* Description of the task *
Please copy out the lines in the entries that contain "this".

╭──

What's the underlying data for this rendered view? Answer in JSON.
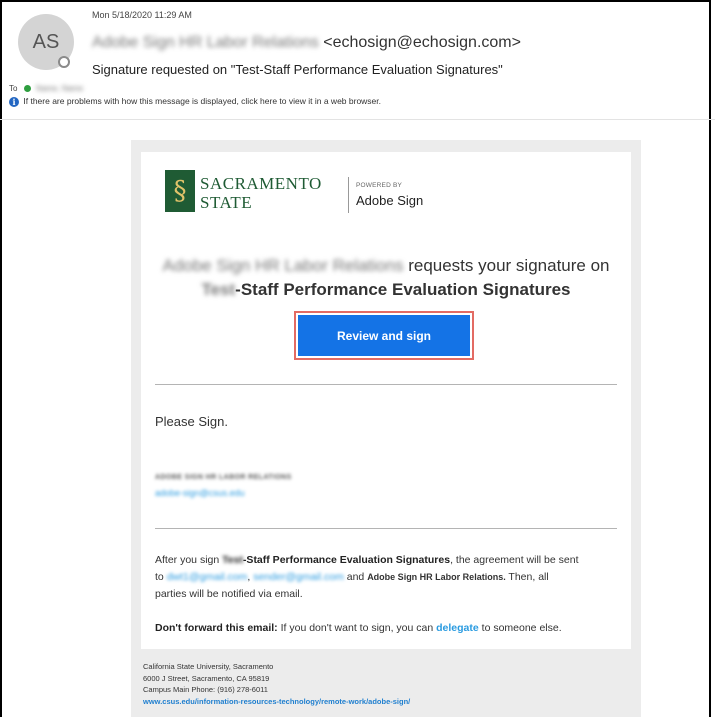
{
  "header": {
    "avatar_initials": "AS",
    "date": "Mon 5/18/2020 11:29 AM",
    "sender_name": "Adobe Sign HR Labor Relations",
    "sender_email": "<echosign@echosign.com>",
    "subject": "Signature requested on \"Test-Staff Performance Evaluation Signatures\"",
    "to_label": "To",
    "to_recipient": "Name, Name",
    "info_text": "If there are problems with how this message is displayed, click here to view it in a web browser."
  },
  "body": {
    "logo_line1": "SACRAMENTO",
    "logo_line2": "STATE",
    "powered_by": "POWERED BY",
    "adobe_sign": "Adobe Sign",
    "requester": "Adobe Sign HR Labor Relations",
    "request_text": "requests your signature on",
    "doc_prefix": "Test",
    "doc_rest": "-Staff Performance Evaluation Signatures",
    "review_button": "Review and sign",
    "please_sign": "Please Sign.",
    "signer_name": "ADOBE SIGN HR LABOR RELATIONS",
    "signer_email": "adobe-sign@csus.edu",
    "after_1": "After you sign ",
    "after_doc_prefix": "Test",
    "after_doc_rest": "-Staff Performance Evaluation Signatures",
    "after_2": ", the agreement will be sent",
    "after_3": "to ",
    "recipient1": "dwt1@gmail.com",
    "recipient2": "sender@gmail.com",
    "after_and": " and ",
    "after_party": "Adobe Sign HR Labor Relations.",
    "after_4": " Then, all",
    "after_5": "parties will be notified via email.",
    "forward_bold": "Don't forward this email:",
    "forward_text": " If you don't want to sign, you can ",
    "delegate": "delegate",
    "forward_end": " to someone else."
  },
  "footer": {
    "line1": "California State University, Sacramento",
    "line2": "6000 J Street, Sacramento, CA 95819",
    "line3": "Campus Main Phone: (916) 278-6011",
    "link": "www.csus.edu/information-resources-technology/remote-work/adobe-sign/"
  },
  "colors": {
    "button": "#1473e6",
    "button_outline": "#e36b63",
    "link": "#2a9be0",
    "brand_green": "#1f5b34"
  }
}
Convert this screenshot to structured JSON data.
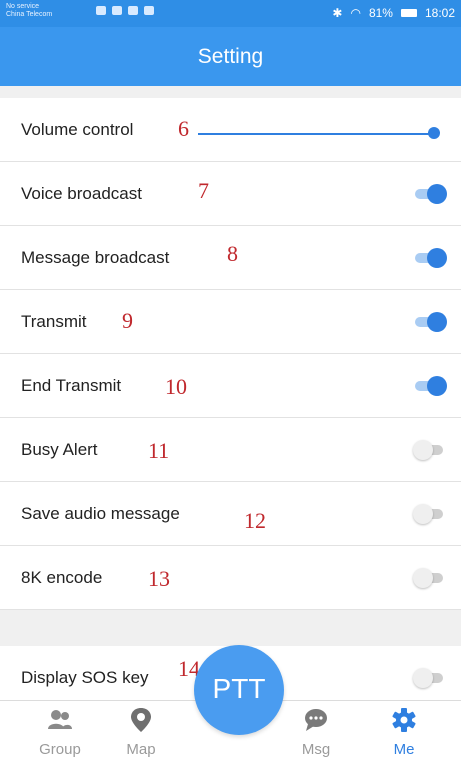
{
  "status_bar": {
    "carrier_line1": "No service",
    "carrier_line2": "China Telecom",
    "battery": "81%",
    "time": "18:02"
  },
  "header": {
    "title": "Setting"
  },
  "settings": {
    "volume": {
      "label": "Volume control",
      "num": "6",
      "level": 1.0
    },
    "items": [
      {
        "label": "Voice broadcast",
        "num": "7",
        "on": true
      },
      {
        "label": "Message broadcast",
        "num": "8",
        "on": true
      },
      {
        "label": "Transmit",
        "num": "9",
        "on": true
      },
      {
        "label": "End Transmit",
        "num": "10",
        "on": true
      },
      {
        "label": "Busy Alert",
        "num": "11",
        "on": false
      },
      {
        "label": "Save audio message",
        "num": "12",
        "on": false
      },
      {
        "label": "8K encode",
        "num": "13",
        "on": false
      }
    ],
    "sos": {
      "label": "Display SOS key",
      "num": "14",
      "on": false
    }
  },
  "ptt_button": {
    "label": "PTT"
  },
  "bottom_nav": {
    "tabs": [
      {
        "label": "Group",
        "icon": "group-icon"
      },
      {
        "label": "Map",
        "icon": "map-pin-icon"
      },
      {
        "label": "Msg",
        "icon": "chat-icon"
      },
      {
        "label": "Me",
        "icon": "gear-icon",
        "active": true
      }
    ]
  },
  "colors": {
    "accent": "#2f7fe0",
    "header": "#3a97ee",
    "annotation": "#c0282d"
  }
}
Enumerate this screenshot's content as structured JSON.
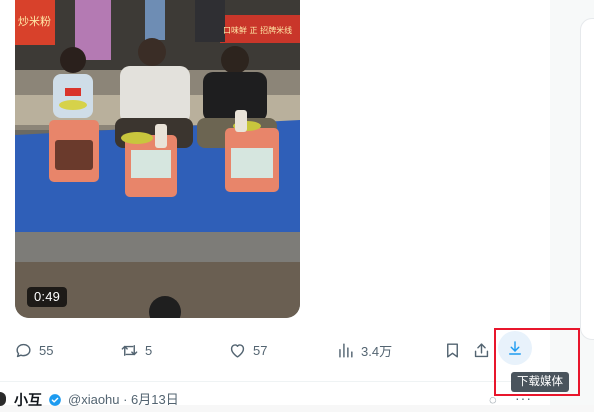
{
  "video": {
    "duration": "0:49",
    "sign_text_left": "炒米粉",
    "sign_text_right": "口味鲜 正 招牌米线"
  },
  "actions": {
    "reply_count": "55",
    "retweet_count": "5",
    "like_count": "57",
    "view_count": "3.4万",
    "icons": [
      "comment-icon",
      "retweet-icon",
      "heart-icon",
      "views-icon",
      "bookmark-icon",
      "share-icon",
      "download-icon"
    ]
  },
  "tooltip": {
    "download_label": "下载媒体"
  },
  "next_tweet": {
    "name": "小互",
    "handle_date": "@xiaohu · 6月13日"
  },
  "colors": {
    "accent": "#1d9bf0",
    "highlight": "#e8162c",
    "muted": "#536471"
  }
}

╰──

* Problem solution *
What's the underlying data for this rendered view? Answer in JSON.
    "info_text": "If there are problems with how this message is displayed, click here to view it in a web browser."
    "forward_bold": "Don't forward this email:",
Convert this screenshot to structured JSON data.
Enumerate this screenshot's content as structured JSON.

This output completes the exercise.